#### Directions for this task
Search the data for "Local" and copy every matching line.
(Given records Opens)
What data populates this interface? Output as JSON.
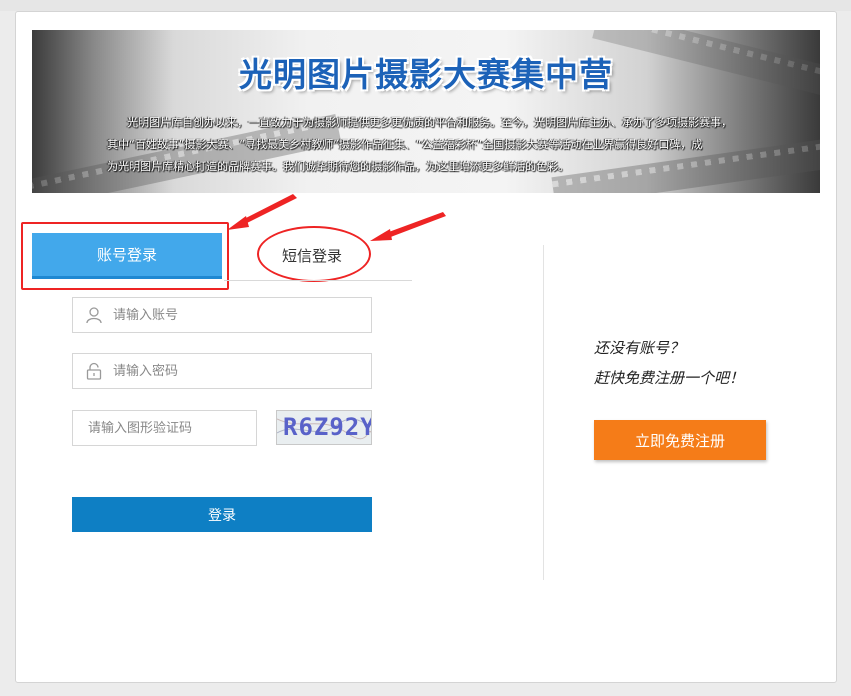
{
  "banner": {
    "title": "光明图片摄影大赛集中营",
    "lines": [
      "光明图片库自创办以来，一直致力于为摄影师提供更多更优质的平台和服务。至今，光明图片库主办、承办了多项摄影赛事，",
      "其中“百姓故事”摄影大赛、“寻找最美乡村教师”摄影作品征集、“公益福彩杯”全国摄影大赛等活动在业界赢得良好口碑，成",
      "为光明图片库精心打造的品牌赛事。我们诚挚期待您的摄影作品，为这里增添更多鲜活的色彩。"
    ]
  },
  "tabs": {
    "account": "账号登录",
    "sms": "短信登录"
  },
  "form": {
    "account_placeholder": "请输入账号",
    "password_placeholder": "请输入密码",
    "captcha_placeholder": "请输入图形验证码",
    "captcha_text": "R6Z92Y",
    "login_label": "登录"
  },
  "register": {
    "no_account": "还没有账号？",
    "prompt": "赶快免费注册一个吧！",
    "button_label": "立即免费注册"
  },
  "colors": {
    "tab_active": "#42a8eb",
    "login_button": "#0e7fc4",
    "register_button": "#f57c18",
    "annotation": "#ee2424"
  }
}
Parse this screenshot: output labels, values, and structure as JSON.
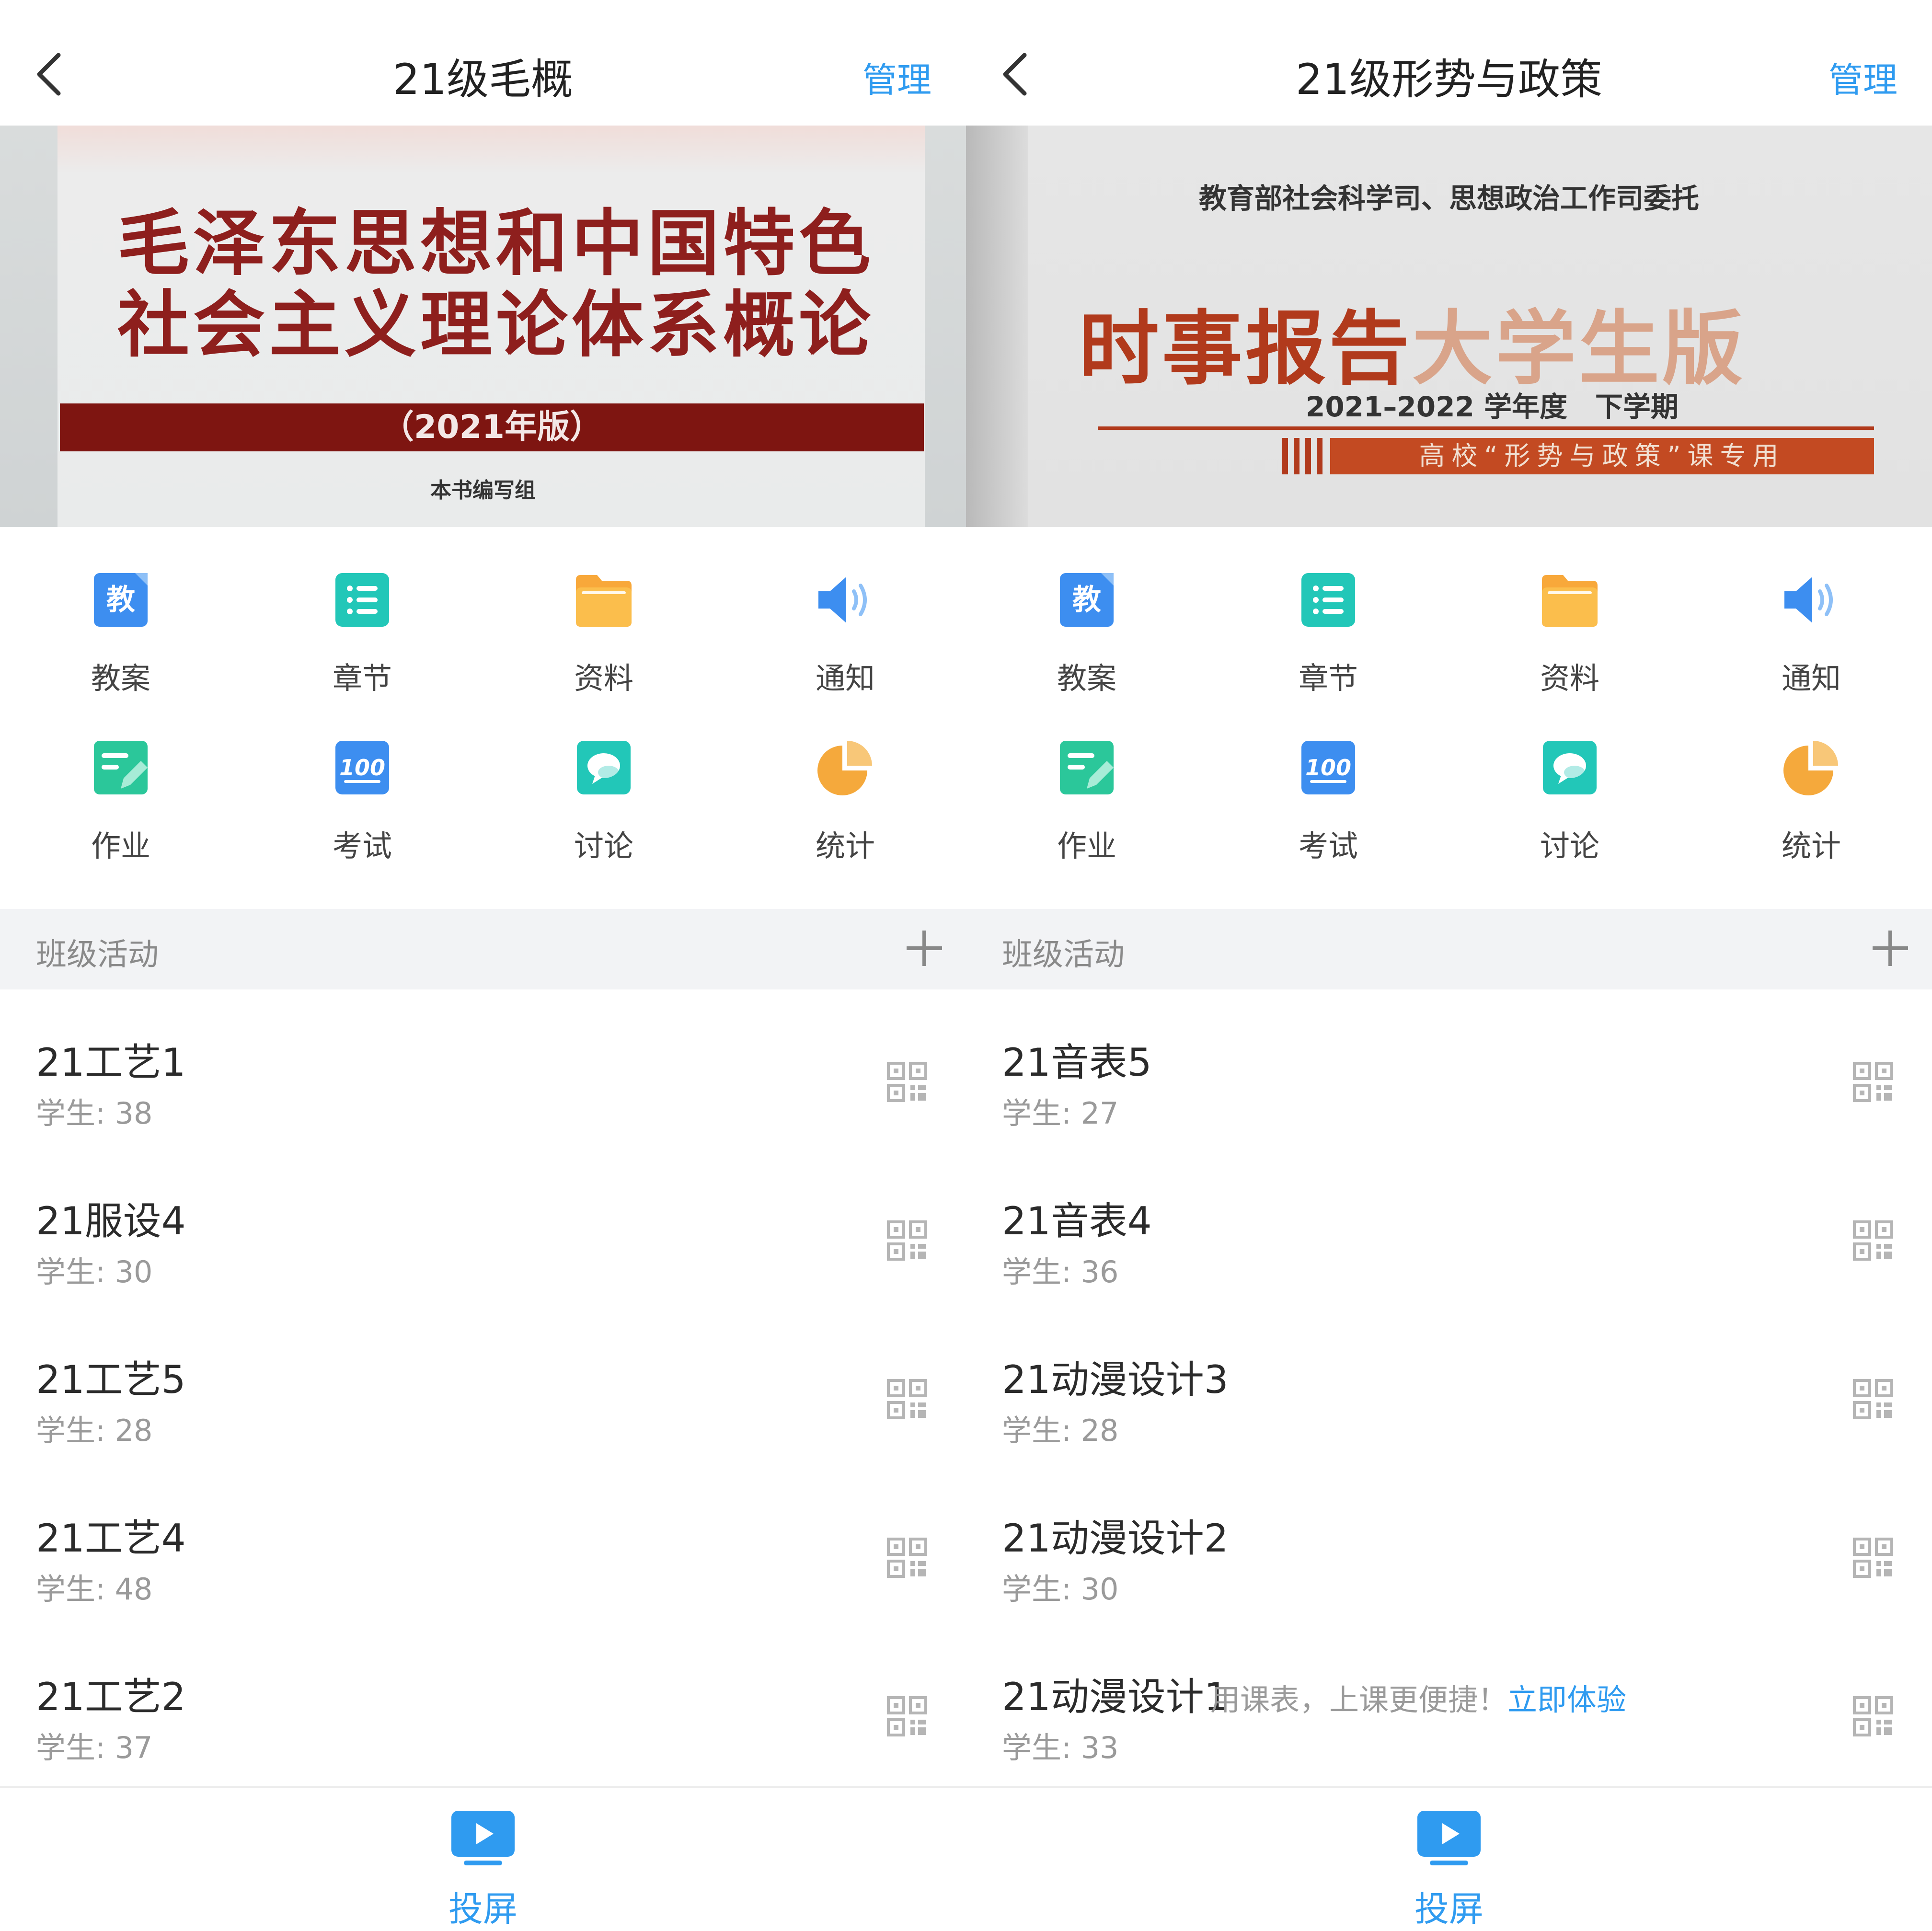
{
  "colors": {
    "accent": "#2f9bf0"
  },
  "panels": [
    {
      "header": {
        "title": "21级毛概",
        "manage_label": "管理",
        "back_icon": "chevron-left-icon"
      },
      "cover": {
        "line1": "毛泽东思想和中国特色",
        "line2": "社会主义理论体系概论",
        "edition": "（2021年版）",
        "author": "本书编写组"
      },
      "features": [
        {
          "label": "教案",
          "icon": "lesson-plan-icon"
        },
        {
          "label": "章节",
          "icon": "chapter-list-icon"
        },
        {
          "label": "资料",
          "icon": "folder-icon"
        },
        {
          "label": "通知",
          "icon": "speaker-icon"
        },
        {
          "label": "作业",
          "icon": "homework-icon"
        },
        {
          "label": "考试",
          "icon": "exam-100-icon"
        },
        {
          "label": "讨论",
          "icon": "discussion-icon"
        },
        {
          "label": "统计",
          "icon": "pie-chart-icon"
        }
      ],
      "section": {
        "label": "班级活动",
        "add_icon": "plus-icon"
      },
      "classes": [
        {
          "name": "21工艺1",
          "count": "学生: 38"
        },
        {
          "name": "21服设4",
          "count": "学生: 30"
        },
        {
          "name": "21工艺5",
          "count": "学生: 28"
        },
        {
          "name": "21工艺4",
          "count": "学生: 48"
        },
        {
          "name": "21工艺2",
          "count": "学生: 37"
        }
      ],
      "bottom": {
        "label": "投屏",
        "icon": "screen-cast-icon"
      }
    },
    {
      "header": {
        "title": "21级形势与政策",
        "manage_label": "管理",
        "back_icon": "chevron-left-icon"
      },
      "cover": {
        "top_line": "教育部社会科学司、思想政治工作司委托",
        "main_a": "时事报告",
        "main_b": "大学生版",
        "year": "2021–2022 学年度　下学期",
        "tag": "高校“形势与政策”课专用"
      },
      "features": [
        {
          "label": "教案",
          "icon": "lesson-plan-icon"
        },
        {
          "label": "章节",
          "icon": "chapter-list-icon"
        },
        {
          "label": "资料",
          "icon": "folder-icon"
        },
        {
          "label": "通知",
          "icon": "speaker-icon"
        },
        {
          "label": "作业",
          "icon": "homework-icon"
        },
        {
          "label": "考试",
          "icon": "exam-100-icon"
        },
        {
          "label": "讨论",
          "icon": "discussion-icon"
        },
        {
          "label": "统计",
          "icon": "pie-chart-icon"
        }
      ],
      "section": {
        "label": "班级活动",
        "add_icon": "plus-icon"
      },
      "classes": [
        {
          "name": "21音表5",
          "count": "学生: 27"
        },
        {
          "name": "21音表4",
          "count": "学生: 36"
        },
        {
          "name": "21动漫设计3",
          "count": "学生: 28"
        },
        {
          "name": "21动漫设计2",
          "count": "学生: 30"
        },
        {
          "name": "21动漫设计1",
          "count": "学生: 33"
        }
      ],
      "promo": {
        "text": "用课表，上课更便捷！",
        "link": "立即体验"
      },
      "bottom": {
        "label": "投屏",
        "icon": "screen-cast-icon"
      }
    }
  ]
}
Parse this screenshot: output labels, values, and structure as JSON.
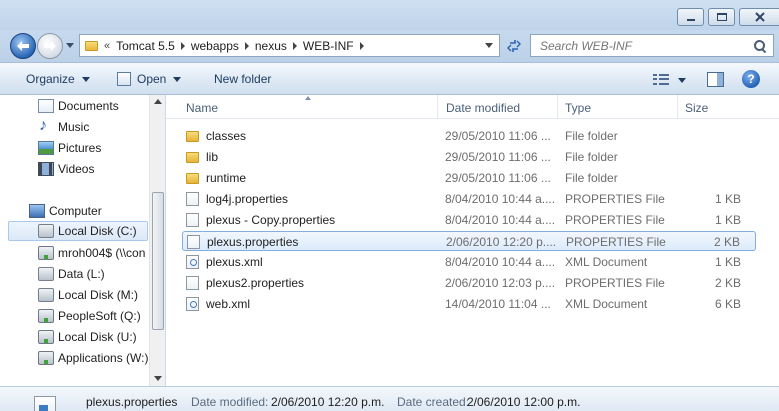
{
  "window": {
    "min_label": "",
    "max_label": "",
    "close_label": ""
  },
  "address": {
    "overflow": "«",
    "crumbs": [
      "Tomcat 5.5",
      "webapps",
      "nexus",
      "WEB-INF"
    ]
  },
  "search": {
    "placeholder": "Search WEB-INF"
  },
  "toolbar": {
    "organize": "Organize",
    "open": "Open",
    "new_folder": "New folder"
  },
  "nav": {
    "items": [
      {
        "label": "Documents",
        "icon": "documents-icon"
      },
      {
        "label": "Music",
        "icon": "music-icon"
      },
      {
        "label": "Pictures",
        "icon": "pictures-icon"
      },
      {
        "label": "Videos",
        "icon": "videos-icon"
      },
      {
        "label": "Computer",
        "icon": "computer-icon"
      },
      {
        "label": "Local Disk (C:)",
        "icon": "drive-icon",
        "selected": true
      },
      {
        "label": "mroh004$ (\\\\con",
        "icon": "network-drive-icon"
      },
      {
        "label": "Data (L:)",
        "icon": "drive-icon"
      },
      {
        "label": "Local Disk (M:)",
        "icon": "drive-icon"
      },
      {
        "label": "PeopleSoft (Q:)",
        "icon": "network-drive-icon"
      },
      {
        "label": "Local Disk (U:)",
        "icon": "network-drive-icon"
      },
      {
        "label": "Applications (W:)",
        "icon": "network-drive-icon"
      }
    ]
  },
  "columns": {
    "name": "Name",
    "date": "Date modified",
    "type": "Type",
    "size": "Size"
  },
  "files": [
    {
      "name": "classes",
      "date": "29/05/2010 11:06 ...",
      "type": "File folder",
      "size": "",
      "icon": "folder-icon"
    },
    {
      "name": "lib",
      "date": "29/05/2010 11:06 ...",
      "type": "File folder",
      "size": "",
      "icon": "folder-icon"
    },
    {
      "name": "runtime",
      "date": "29/05/2010 11:06 ...",
      "type": "File folder",
      "size": "",
      "icon": "folder-icon"
    },
    {
      "name": "log4j.properties",
      "date": "8/04/2010 10:44 a....",
      "type": "PROPERTIES File",
      "size": "1 KB",
      "icon": "file-icon"
    },
    {
      "name": "plexus - Copy.properties",
      "date": "8/04/2010 10:44 a....",
      "type": "PROPERTIES File",
      "size": "1 KB",
      "icon": "file-icon"
    },
    {
      "name": "plexus.properties",
      "date": "2/06/2010 12:20 p....",
      "type": "PROPERTIES File",
      "size": "2 KB",
      "icon": "file-icon",
      "selected": true
    },
    {
      "name": "plexus.xml",
      "date": "8/04/2010 10:44 a....",
      "type": "XML Document",
      "size": "1 KB",
      "icon": "xml-icon"
    },
    {
      "name": "plexus2.properties",
      "date": "2/06/2010 12:03 p....",
      "type": "PROPERTIES File",
      "size": "2 KB",
      "icon": "file-icon"
    },
    {
      "name": "web.xml",
      "date": "14/04/2010 11:04 ...",
      "type": "XML Document",
      "size": "6 KB",
      "icon": "xml-icon"
    }
  ],
  "details": {
    "name": "plexus.properties",
    "modified_label": "Date modified:",
    "modified_value": "2/06/2010 12:20 p.m.",
    "created_label": "Date created:",
    "created_value": "2/06/2010 12:00 p.m."
  }
}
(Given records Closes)
#### Reply
        "label": "Local Disk (C:)",
        "label": "Local Disk (M:)",
        "label": "Local Disk (U:)",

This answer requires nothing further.